START Extracted records
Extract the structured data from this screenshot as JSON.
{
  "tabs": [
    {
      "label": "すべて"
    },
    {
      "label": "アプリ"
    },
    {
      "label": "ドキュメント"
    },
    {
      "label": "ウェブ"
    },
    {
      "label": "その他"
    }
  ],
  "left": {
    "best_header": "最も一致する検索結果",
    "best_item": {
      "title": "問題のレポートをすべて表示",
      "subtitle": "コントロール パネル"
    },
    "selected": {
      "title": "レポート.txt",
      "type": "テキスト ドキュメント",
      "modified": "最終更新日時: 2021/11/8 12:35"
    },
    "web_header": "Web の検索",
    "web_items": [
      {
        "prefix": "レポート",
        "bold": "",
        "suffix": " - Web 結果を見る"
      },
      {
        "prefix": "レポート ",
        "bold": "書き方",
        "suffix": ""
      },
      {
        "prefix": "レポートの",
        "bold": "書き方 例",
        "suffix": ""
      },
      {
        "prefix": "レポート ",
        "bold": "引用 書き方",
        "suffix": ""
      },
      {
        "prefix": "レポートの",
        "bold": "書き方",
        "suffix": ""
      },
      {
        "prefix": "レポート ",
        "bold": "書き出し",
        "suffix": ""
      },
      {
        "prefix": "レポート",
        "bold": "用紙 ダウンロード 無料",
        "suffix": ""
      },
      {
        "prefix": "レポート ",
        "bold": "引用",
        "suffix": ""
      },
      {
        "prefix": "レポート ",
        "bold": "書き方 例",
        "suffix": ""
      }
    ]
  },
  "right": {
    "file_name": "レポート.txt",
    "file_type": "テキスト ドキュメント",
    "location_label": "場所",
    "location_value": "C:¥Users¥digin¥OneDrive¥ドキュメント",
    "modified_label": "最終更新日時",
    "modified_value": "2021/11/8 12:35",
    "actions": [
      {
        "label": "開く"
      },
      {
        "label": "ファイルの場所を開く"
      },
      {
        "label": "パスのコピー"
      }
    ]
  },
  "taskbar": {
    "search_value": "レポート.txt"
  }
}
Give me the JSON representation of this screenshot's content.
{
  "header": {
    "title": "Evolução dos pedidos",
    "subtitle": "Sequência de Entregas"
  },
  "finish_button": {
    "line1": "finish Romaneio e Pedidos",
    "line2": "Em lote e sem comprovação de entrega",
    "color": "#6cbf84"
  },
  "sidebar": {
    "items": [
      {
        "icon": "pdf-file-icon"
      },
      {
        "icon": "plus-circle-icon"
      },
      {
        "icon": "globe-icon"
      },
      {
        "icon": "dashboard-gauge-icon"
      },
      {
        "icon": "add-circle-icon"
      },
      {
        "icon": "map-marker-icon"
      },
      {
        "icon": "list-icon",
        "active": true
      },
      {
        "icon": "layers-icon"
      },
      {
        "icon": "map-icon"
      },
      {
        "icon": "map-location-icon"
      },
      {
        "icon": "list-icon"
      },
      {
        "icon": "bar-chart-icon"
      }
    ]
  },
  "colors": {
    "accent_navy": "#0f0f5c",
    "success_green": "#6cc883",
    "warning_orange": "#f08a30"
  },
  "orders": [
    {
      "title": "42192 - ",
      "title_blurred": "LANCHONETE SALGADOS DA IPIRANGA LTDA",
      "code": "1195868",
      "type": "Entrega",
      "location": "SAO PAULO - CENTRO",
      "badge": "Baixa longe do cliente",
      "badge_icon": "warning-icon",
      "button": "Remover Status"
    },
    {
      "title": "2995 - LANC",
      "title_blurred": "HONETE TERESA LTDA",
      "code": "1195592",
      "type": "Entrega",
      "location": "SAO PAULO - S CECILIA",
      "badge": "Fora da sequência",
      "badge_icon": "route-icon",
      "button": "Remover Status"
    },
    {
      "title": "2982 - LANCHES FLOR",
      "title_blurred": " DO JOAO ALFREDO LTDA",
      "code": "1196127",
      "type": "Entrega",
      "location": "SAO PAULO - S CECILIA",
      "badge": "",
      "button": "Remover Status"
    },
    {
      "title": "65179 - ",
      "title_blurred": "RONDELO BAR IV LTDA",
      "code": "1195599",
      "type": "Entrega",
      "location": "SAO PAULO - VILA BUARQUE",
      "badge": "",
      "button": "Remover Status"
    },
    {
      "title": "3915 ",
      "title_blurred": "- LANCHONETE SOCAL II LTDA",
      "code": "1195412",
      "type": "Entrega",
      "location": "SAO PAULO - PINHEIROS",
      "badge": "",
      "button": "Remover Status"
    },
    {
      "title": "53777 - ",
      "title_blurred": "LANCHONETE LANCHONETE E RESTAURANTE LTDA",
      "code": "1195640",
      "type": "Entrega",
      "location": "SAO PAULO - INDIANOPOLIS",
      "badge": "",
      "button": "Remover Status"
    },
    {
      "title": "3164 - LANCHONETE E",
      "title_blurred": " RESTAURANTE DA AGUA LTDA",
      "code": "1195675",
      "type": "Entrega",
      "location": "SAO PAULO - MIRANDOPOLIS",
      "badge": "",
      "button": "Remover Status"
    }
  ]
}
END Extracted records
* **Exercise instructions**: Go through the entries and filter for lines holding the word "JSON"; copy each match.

* **Solved problem**:
Extract the structured data from this screenshot as JSON.
Give me the JSON representation of this screenshot's content.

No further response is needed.